## ACTION ITEM
Each line shown below should be copied exactly.

## RECORDS FOR THE EXERCISE
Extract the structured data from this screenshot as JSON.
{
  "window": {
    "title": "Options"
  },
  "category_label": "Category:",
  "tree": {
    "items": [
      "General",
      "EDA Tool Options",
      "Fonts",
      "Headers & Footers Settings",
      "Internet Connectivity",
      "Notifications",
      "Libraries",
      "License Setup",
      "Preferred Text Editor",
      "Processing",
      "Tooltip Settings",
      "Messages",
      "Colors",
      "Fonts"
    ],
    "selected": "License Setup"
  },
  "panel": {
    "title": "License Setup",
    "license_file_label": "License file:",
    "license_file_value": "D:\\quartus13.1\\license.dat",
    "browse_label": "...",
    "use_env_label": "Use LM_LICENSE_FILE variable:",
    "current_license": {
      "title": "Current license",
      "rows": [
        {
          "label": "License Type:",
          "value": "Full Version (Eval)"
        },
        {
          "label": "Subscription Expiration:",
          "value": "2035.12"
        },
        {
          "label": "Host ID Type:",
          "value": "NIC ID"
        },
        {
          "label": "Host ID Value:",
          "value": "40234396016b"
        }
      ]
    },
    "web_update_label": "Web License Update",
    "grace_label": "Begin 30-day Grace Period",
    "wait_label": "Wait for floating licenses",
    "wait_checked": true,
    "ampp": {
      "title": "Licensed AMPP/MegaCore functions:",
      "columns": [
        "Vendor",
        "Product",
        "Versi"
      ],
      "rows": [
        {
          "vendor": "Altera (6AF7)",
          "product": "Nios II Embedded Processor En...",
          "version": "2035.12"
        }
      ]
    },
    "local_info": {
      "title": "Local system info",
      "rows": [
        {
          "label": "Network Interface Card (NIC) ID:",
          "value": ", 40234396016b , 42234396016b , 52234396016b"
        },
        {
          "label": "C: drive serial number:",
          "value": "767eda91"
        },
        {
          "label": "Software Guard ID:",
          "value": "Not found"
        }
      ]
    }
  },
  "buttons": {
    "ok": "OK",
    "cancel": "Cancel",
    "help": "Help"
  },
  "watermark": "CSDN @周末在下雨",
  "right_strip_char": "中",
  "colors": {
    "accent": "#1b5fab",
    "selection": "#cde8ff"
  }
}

## COMPLETED EXERCISE
Extract the structured data from this screenshot as JSON.
{
  "window": {
    "title": "Options"
  },
  "category_label": "Category:",
  "tree": {
    "items": [
      "General",
      "EDA Tool Options",
      "Fonts",
      "Headers & Footers Settings",
      "Internet Connectivity",
      "Notifications",
      "Libraries",
      "License Setup",
      "Preferred Text Editor",
      "Processing",
      "Tooltip Settings",
      "Messages",
      "Colors",
      "Fonts"
    ],
    "selected": "License Setup"
  },
  "panel": {
    "title": "License Setup",
    "license_file_label": "License file:",
    "license_file_value": "D:\\quartus13.1\\license.dat",
    "browse_label": "...",
    "use_env_label": "Use LM_LICENSE_FILE variable:",
    "current_license": {
      "title": "Current license",
      "rows": [
        {
          "label": "License Type:",
          "value": "Full Version (Eval)"
        },
        {
          "label": "Subscription Expiration:",
          "value": "2035.12"
        },
        {
          "label": "Host ID Type:",
          "value": "NIC ID"
        },
        {
          "label": "Host ID Value:",
          "value": "40234396016b"
        }
      ]
    },
    "web_update_label": "Web License Update",
    "grace_label": "Begin 30-day Grace Period",
    "wait_label": "Wait for floating licenses",
    "wait_checked": true,
    "ampp": {
      "title": "Licensed AMPP/MegaCore functions:",
      "columns": [
        "Vendor",
        "Product",
        "Versi"
      ],
      "rows": [
        {
          "vendor": "Altera (6AF7)",
          "product": "Nios II Embedded Processor En...",
          "version": "2035.12"
        }
      ]
    },
    "local_info": {
      "title": "Local system info",
      "rows": [
        {
          "label": "Network Interface Card (NIC) ID:",
          "value": ", 40234396016b , 42234396016b , 52234396016b"
        },
        {
          "label": "C: drive serial number:",
          "value": "767eda91"
        },
        {
          "label": "Software Guard ID:",
          "value": "Not found"
        }
      ]
    }
  },
  "buttons": {
    "ok": "OK",
    "cancel": "Cancel",
    "help": "Help"
  },
  "watermark": "CSDN @周末在下雨",
  "right_strip_char": "中",
  "colors": {
    "accent": "#1b5fab",
    "selection": "#cde8ff"
  }
}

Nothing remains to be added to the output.